On the Bloomberg Businessweek website, Sharon Nunes discusses the concept of working outside the "comfort zone" and creating successful collaborations from the conflicts and creative tensions that exist within networks and teams.
In situations where members of a team have strong differences of opinion, Nunes advises: "Sometimes the best solution… emerges when opinions are challenged and colleagues need to negotiate with one another to reach consensus.
"While it's not always comfortable working outside of your comfort zone, it often can result in more creative problem-solving."
The trend for large corporations to use networks of people both within and outside the organisation can be a source of major differences, says the author. These networks might include customers, business partners, governments or academic organisations, depending on the industry in question.
Nunes explains: "By using the collective intelligence of such networks, an organisation can get work done more efficiently, identify what needs to be done, and take action.
"We see our networks not just as collections of people, but also as a collective means to accomplish our business goals. This approach differs greatly from the top-down, homogeneous approach of decision-making of the past."
However, it requires a special understanding and skill to capitalise on the expertise within these networks. Nunes offers some tips on managing such situations and encouraging diversity of thought.
The first is: surround yourself with people different from you. The author says: "The tendency of many managers is to hire those who look and think as they do… It's a better approach to break out of your comfort zone and embrace a cacophony of styles and opinions to achieve more innovative – and sometimes breakthrough – results."
Nunes also recommends encouraging active collaboration to drive results. Although this can cause conflict where people are reluctant to have their views challenged, a constructive dialogue can be built because "by challenging others, the whole becomes better than the sum of its parts".
The author also advises managers to "hold their ground" and take ownership of their ideas.
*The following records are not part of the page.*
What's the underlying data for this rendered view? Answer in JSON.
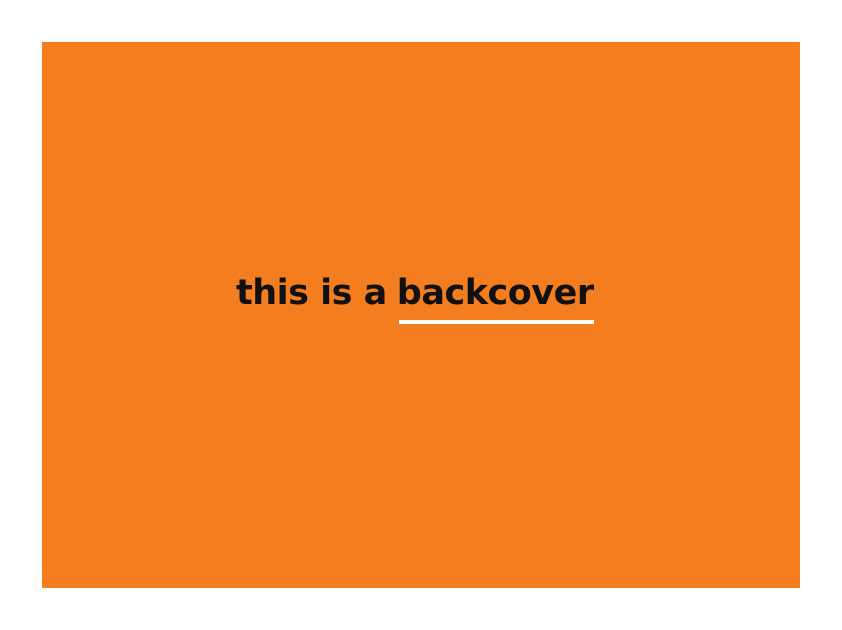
{
  "cover": {
    "background_color": "#F47D20",
    "headline_lead": "this is a",
    "headline_emphasis": "backcover",
    "underline_color": "#ffffff",
    "text_color": "#111111"
  }
}
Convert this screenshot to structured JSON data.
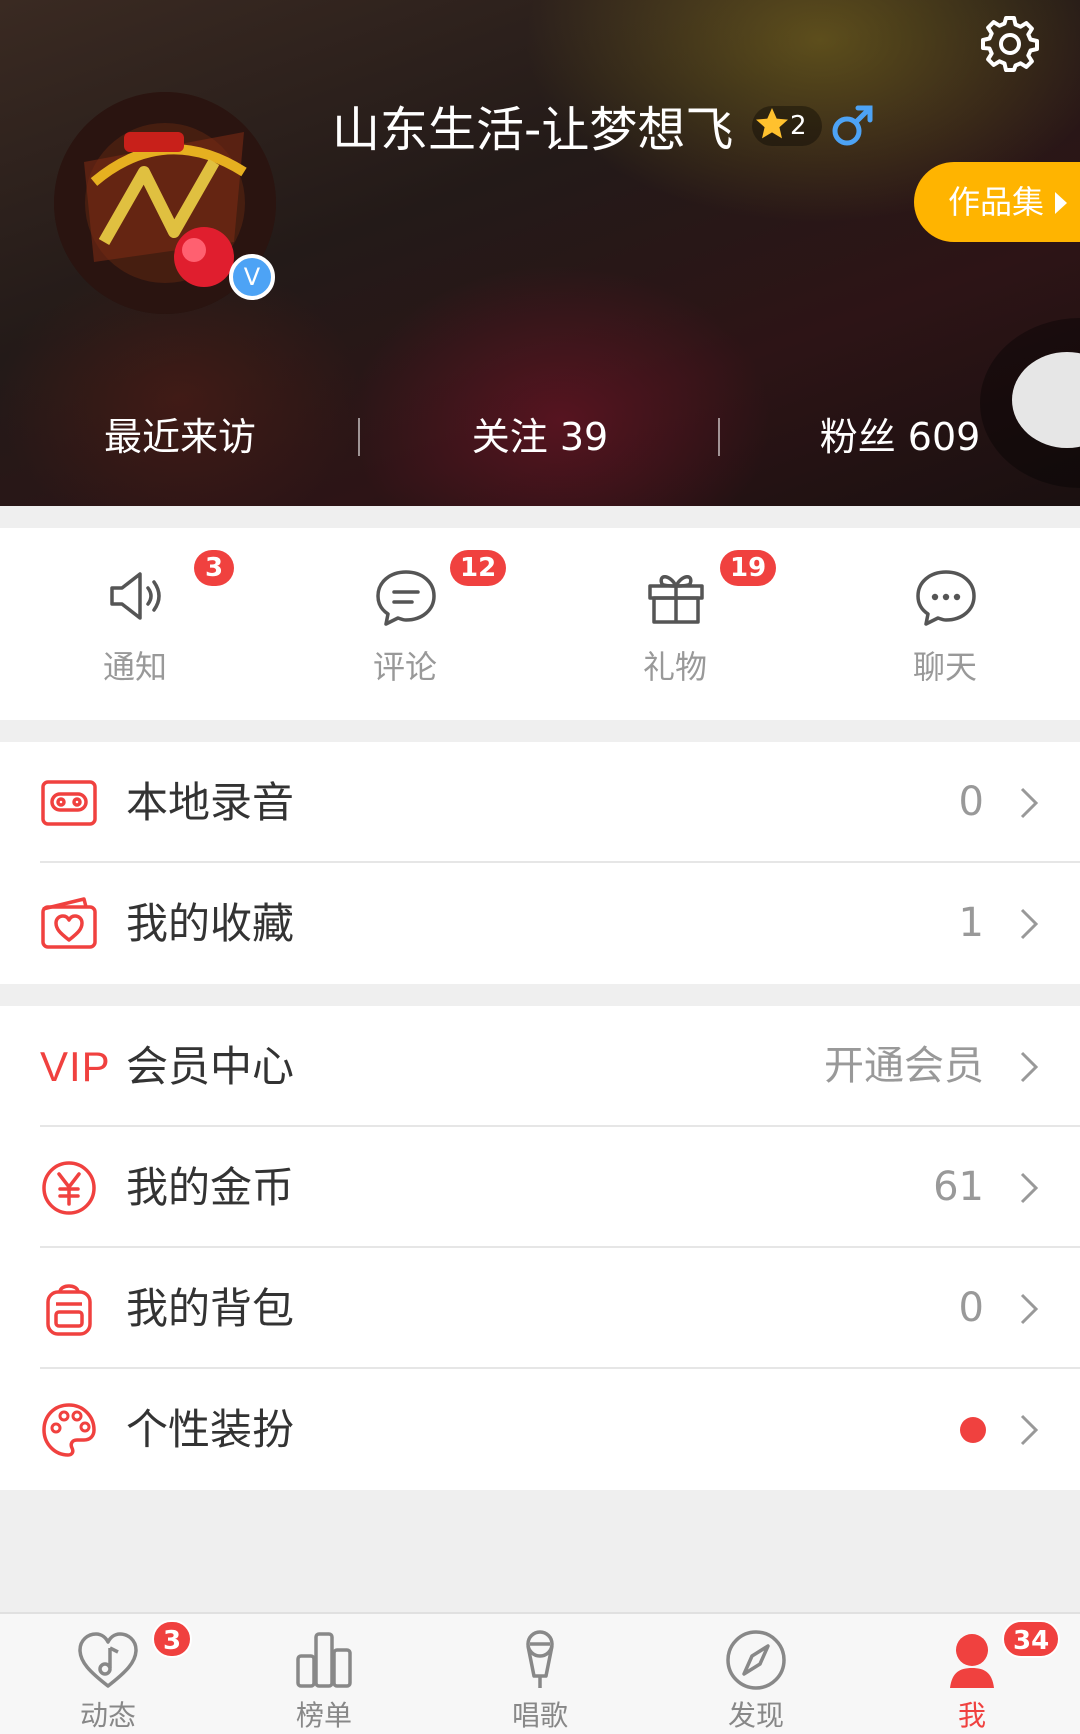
{
  "colors": {
    "accent": "#f0413f",
    "works_button": "#ffb400",
    "verify": "#4da3f5",
    "male": "#4da3f5"
  },
  "profile": {
    "username": "山东生活-让梦想飞",
    "level": "2",
    "gender_icon": "male-icon",
    "verified_icon": "verified-v-icon",
    "works_button": "作品集",
    "stats": {
      "visitors": "最近来访",
      "following": "关注 39",
      "fans": "粉丝 609"
    }
  },
  "quick_actions": [
    {
      "label": "通知",
      "icon": "speaker-icon",
      "badge": "3"
    },
    {
      "label": "评论",
      "icon": "comment-icon",
      "badge": "12"
    },
    {
      "label": "礼物",
      "icon": "gift-icon",
      "badge": "19"
    },
    {
      "label": "聊天",
      "icon": "chat-icon",
      "badge": ""
    }
  ],
  "menu": {
    "group1": [
      {
        "label": "本地录音",
        "value": "0",
        "icon": "cassette-icon"
      },
      {
        "label": "我的收藏",
        "value": "1",
        "icon": "heart-folder-icon"
      }
    ],
    "group2": [
      {
        "label": "会员中心",
        "value": "开通会员",
        "icon_text": "VIP"
      },
      {
        "label": "我的金币",
        "value": "61",
        "icon": "yuan-coin-icon"
      },
      {
        "label": "我的背包",
        "value": "0",
        "icon": "backpack-icon"
      },
      {
        "label": "个性装扮",
        "value": "",
        "icon": "palette-icon",
        "dot": true
      }
    ]
  },
  "bottom_nav": [
    {
      "label": "动态",
      "icon": "music-heart-icon",
      "badge": "3"
    },
    {
      "label": "榜单",
      "icon": "chart-bars-icon",
      "badge": ""
    },
    {
      "label": "唱歌",
      "icon": "microphone-icon",
      "badge": ""
    },
    {
      "label": "发现",
      "icon": "compass-icon",
      "badge": ""
    },
    {
      "label": "我",
      "icon": "profile-icon",
      "badge": "34",
      "active": true
    }
  ]
}
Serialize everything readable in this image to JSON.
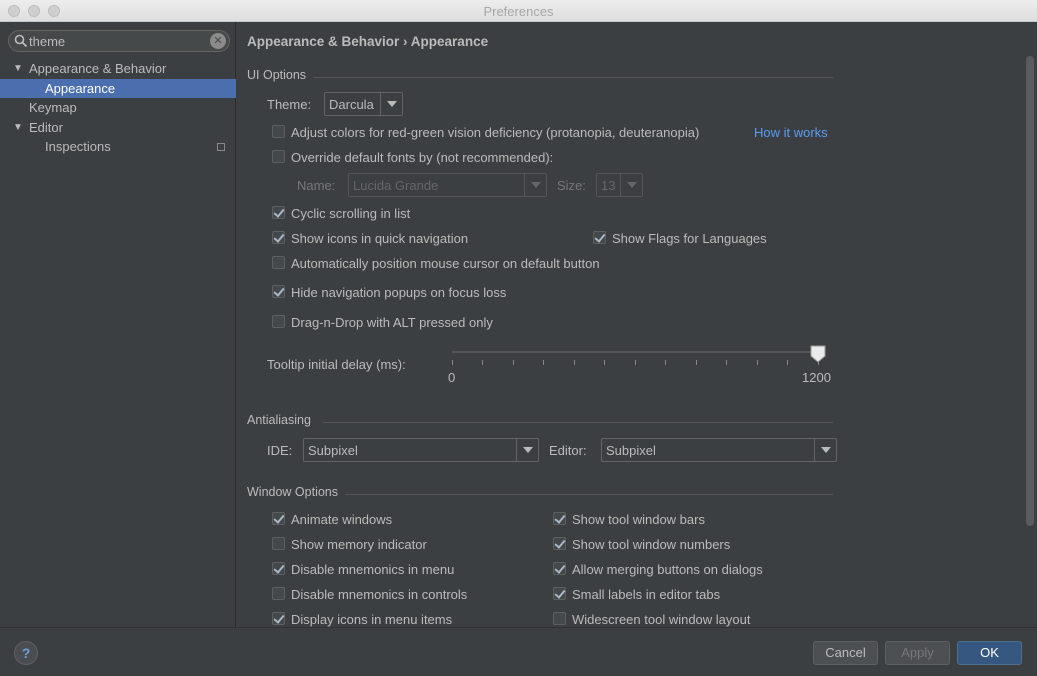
{
  "window": {
    "title": "Preferences"
  },
  "search": {
    "value": "theme",
    "placeholder": ""
  },
  "tree": [
    {
      "label": "Appearance & Behavior",
      "expanded": true,
      "selected": false
    },
    {
      "label": "Appearance",
      "selected": true
    },
    {
      "label": "Keymap",
      "selected": false
    },
    {
      "label": "Editor",
      "expanded": true,
      "selected": false
    },
    {
      "label": "Inspections",
      "selected": false
    }
  ],
  "breadcrumb": "Appearance & Behavior › Appearance",
  "ui_options": {
    "section_title": "UI Options",
    "theme_label": "Theme:",
    "theme_value": "Darcula",
    "adjust_colors": {
      "label": "Adjust colors for red-green vision deficiency (protanopia, deuteranopia)",
      "checked": false
    },
    "how_it_works": "How it works",
    "override_fonts": {
      "label": "Override default fonts by (not recommended):",
      "checked": false
    },
    "name_label": "Name:",
    "name_value": "Lucida Grande",
    "size_label": "Size:",
    "size_value": "13",
    "cyclic_scrolling": {
      "label": "Cyclic scrolling in list",
      "checked": true
    },
    "show_icons_quick_nav": {
      "label": "Show icons in quick navigation",
      "checked": true
    },
    "show_flags": {
      "label": "Show Flags for Languages",
      "checked": true
    },
    "auto_position_mouse": {
      "label": "Automatically position mouse cursor on default button",
      "checked": false
    },
    "hide_nav_popups": {
      "label": "Hide navigation popups on focus loss",
      "checked": true
    },
    "drag_n_drop": {
      "label": "Drag-n-Drop with ALT pressed only",
      "checked": false
    },
    "tooltip_label": "Tooltip initial delay (ms):",
    "tooltip_min": "0",
    "tooltip_max": "1200",
    "tooltip_value": 1200
  },
  "antialiasing": {
    "section_title": "Antialiasing",
    "ide_label": "IDE:",
    "ide_value": "Subpixel",
    "editor_label": "Editor:",
    "editor_value": "Subpixel"
  },
  "window_options": {
    "section_title": "Window Options",
    "left": [
      {
        "label": "Animate windows",
        "checked": true
      },
      {
        "label": "Show memory indicator",
        "checked": false
      },
      {
        "label": "Disable mnemonics in menu",
        "checked": true
      },
      {
        "label": "Disable mnemonics in controls",
        "checked": false
      },
      {
        "label": "Display icons in menu items",
        "checked": true
      }
    ],
    "right": [
      {
        "label": "Show tool window bars",
        "checked": true
      },
      {
        "label": "Show tool window numbers",
        "checked": true
      },
      {
        "label": "Allow merging buttons on dialogs",
        "checked": true
      },
      {
        "label": "Small labels in editor tabs",
        "checked": true
      },
      {
        "label": "Widescreen tool window layout",
        "checked": false
      }
    ]
  },
  "buttons": {
    "help": "?",
    "cancel": "Cancel",
    "apply": "Apply",
    "ok": "OK"
  },
  "colors": {
    "background": "#3c3f41",
    "selection": "#4b6eaf",
    "link": "#589df6",
    "default_button": "#365880"
  }
}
However, at the same time Nunes insists that "winning isn't everything". She admits: "That may seem counterintuitive, but compromise has a place in business.
"You can set the expectation that a debate or disagreement will result in a common understanding, rather than creating a winner and a loser."
She adds: "That's especially important in today's global marketplace, especially with a diversity of cultures, where it is essential to understand the point of view of others."